For you technical folks out there, this means that Windows Phone is task-centric, not app centric. It helps you organize your life around the things you want to do, not force you to think in terms of which apps do what.
Microsoft calls this, "Your people, your location," a nod towards the notion that it will surface information about the people and things you care about most (via live tiles and hubs) and will use the hardware's GPS capabilities to ensure that the information you receive isn't just timely but is also relevant to where you are physically.
If today's smart phone applications were closed siloes with no connection to the outside world, they wouldn't have jumpstarted a new industry phenomenon. The reason mobile apps are such a big deal, of course, is that they're connected. They're connected to social networking services, of course, but also to other online services, including email/messaging, storage, and more. And it is this pervasive connectedness, I think, that has driven sales. People want to be connected, not just with services, but with each other.

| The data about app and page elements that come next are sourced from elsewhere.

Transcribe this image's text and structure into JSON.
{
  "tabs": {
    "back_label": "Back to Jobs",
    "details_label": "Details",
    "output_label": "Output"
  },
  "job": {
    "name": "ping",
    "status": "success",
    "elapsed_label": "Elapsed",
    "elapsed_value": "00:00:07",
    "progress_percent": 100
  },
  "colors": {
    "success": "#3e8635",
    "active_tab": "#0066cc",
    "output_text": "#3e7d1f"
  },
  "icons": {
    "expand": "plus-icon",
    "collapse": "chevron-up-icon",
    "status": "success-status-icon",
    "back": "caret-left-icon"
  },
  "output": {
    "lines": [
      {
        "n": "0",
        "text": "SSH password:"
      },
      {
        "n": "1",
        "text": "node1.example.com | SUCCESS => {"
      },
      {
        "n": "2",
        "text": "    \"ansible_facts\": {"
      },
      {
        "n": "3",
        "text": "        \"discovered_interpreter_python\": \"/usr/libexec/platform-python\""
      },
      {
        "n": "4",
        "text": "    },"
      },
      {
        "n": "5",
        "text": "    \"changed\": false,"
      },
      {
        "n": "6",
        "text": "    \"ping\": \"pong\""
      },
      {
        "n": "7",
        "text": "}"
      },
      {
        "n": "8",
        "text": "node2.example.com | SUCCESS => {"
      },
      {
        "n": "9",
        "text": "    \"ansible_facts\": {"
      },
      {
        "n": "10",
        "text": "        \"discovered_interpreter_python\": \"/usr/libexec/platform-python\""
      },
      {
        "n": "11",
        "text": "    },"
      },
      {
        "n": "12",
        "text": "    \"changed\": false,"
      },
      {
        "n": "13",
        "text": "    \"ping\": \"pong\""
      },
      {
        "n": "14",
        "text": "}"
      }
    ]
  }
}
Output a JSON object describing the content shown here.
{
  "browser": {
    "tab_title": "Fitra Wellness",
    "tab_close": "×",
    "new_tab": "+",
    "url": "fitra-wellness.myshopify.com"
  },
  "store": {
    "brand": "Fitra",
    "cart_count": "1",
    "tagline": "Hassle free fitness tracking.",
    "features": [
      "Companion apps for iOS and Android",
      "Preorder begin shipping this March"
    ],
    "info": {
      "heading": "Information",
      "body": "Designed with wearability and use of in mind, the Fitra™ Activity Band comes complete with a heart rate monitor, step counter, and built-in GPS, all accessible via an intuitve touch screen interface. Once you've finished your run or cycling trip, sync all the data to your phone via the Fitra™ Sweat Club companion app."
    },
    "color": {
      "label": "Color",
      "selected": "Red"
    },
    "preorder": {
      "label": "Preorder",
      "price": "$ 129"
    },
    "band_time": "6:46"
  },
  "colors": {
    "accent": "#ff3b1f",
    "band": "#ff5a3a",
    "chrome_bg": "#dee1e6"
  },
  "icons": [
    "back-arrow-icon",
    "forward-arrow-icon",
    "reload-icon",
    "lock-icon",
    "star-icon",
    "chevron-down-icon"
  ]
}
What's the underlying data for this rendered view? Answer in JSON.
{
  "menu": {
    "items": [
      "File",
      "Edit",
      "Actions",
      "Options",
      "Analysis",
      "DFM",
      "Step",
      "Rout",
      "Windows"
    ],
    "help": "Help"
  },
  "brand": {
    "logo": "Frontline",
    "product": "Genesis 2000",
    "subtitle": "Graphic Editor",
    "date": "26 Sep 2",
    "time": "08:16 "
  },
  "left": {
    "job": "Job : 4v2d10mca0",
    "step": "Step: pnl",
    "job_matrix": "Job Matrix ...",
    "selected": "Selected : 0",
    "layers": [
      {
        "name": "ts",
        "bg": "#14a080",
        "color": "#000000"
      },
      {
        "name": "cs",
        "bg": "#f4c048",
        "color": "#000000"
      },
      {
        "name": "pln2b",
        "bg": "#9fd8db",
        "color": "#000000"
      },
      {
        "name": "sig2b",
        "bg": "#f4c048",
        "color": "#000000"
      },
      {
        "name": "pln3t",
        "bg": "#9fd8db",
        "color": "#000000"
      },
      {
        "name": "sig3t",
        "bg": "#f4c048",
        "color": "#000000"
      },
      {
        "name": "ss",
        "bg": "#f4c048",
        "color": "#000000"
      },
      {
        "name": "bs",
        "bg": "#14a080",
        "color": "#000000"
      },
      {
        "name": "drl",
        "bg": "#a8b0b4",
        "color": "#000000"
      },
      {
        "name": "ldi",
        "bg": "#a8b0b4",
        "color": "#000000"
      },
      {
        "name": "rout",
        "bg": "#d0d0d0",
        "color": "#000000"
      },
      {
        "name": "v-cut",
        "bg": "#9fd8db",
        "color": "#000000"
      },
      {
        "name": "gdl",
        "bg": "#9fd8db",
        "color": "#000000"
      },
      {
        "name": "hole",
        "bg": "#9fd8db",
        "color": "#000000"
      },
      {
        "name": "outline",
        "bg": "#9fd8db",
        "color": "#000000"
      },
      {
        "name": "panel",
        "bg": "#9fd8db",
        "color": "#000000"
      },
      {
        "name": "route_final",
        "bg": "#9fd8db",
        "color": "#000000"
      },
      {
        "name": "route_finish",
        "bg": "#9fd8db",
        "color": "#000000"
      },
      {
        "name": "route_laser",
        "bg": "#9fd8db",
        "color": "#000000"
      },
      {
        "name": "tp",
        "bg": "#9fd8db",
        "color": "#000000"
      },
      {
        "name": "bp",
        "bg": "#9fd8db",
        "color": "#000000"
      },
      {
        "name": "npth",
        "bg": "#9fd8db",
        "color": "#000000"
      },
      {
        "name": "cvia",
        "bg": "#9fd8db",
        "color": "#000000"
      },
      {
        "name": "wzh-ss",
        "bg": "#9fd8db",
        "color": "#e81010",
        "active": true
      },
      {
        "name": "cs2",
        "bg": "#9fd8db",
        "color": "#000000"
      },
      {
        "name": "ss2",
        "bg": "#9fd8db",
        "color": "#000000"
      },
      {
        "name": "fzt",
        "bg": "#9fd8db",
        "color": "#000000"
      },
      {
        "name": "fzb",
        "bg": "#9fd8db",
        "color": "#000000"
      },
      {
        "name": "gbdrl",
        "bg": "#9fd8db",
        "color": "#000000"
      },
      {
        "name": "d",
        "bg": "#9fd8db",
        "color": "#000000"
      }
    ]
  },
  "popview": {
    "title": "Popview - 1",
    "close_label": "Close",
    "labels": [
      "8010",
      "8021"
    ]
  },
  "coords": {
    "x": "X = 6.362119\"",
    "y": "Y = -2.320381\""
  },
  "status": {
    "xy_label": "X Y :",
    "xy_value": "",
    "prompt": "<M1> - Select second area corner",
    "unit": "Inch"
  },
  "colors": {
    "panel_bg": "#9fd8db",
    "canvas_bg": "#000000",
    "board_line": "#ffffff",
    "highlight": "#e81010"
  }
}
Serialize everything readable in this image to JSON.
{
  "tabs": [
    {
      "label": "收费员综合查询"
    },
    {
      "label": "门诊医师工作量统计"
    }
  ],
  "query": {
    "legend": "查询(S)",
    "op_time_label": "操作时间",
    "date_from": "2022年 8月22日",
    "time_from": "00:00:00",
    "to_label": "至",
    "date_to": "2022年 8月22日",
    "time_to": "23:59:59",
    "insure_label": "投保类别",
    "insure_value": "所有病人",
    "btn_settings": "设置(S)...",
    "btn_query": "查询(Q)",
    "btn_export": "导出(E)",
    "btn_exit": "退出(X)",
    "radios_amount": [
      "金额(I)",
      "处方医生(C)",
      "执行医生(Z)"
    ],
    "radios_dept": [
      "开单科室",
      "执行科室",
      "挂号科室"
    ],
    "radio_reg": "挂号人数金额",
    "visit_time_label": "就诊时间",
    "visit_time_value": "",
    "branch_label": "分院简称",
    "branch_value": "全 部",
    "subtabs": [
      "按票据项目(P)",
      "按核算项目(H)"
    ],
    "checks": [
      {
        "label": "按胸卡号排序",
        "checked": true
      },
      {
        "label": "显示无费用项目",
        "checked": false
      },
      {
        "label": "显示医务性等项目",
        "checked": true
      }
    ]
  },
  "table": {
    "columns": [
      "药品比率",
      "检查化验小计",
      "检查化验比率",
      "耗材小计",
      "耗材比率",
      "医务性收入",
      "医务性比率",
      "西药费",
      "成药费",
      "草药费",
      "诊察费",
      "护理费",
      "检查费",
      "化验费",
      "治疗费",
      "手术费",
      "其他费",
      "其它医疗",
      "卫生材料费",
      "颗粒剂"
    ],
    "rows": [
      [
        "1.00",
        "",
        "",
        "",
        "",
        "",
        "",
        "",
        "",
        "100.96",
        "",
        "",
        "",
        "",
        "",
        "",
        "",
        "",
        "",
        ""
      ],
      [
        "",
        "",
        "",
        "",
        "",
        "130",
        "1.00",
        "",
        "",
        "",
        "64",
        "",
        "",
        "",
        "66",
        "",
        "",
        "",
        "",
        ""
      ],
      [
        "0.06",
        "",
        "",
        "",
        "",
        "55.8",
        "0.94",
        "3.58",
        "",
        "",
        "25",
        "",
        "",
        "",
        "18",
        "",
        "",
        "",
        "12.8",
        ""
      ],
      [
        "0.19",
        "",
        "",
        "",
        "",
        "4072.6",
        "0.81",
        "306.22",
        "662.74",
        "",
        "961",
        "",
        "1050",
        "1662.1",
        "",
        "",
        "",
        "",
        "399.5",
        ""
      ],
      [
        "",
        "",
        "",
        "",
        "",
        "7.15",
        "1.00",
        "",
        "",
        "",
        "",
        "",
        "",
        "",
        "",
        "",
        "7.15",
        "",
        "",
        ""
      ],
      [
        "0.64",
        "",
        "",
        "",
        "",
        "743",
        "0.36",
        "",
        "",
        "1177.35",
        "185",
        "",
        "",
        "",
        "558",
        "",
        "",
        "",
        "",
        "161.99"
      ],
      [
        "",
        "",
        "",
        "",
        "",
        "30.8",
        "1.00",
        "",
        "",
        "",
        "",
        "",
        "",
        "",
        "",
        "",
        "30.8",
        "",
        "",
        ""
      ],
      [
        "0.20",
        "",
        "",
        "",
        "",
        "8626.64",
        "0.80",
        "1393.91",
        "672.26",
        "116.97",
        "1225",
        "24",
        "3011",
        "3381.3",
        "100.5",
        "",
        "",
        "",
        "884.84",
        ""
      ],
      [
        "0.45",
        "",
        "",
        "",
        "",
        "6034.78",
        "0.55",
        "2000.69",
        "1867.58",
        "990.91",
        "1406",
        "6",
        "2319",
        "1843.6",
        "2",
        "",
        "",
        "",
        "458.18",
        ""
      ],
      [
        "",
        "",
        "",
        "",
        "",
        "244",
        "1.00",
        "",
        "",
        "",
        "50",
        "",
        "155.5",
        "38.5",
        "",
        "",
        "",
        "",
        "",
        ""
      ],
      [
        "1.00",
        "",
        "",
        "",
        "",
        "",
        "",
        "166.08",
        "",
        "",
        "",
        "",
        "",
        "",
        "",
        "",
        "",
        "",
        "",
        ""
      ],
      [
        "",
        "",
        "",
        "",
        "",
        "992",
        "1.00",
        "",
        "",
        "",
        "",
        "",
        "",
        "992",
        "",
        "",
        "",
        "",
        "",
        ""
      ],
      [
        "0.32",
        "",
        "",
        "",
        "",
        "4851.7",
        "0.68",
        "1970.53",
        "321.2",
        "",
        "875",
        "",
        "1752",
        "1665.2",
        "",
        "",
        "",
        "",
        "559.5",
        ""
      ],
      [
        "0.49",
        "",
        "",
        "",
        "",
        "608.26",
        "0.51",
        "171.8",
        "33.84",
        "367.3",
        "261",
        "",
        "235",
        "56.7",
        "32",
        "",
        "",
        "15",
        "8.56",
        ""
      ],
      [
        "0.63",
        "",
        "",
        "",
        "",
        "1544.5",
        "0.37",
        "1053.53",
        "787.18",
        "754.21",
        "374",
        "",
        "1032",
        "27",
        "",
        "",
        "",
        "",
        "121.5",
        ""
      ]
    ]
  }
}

Microsoft calls this, "Your stuff, your mind." Here, your Windows Phone connects you to what you need and keeps it safe, across the PC, the web and beyond. This is, of course, a nod towards the company's oft-stated "three screens and the cloud" mantra, which is a more technology-centric way of looking at this scenario. (The three screens are PC, TV, and phone.)
Phone connectivity is, of course, an obvious concept. But by Microsoft's approach to connectivity--again, via live tiles and hubs--is of course quite unique. And it is this connectivity that enables these specific UI features to do their magic. As your friends and other contacts are doing things in the real world and updating their social networking status, as friends are playing games online, as email and SMS messages arrive, the phone is updating itself automatically, providing you with a real-time view of those things are that are important to you. And it's doing so in a non-complex way that, again, doesn't force you to work the way the phone does.
While these guiding principles are, by design, high level, they do provide an interesting insight into how Microsoft is thinking about its smart phone platform and the ways in which it will take on the competition. Combined with the differentiators and innovative user interface we discussed previously, a more complete picture emerges. With Windows Phone, Microsoft really has started over from scratch, rethought what a phone means, both to it and to its customers, and has already accomplished something pretty impressive as a result. It remains to be seen whether Windows Phone will be successful in the marketplace. But one thing is clear already: This is a compelling platform, one that is well designed and, unlike some competitors, is not a knee-jerk, me-too copy of what came before. For this alone, Microsoft should be applauded. But Windows Phone isn't just different to be different. It's been designed to be better. And that, to me, is even more exciting.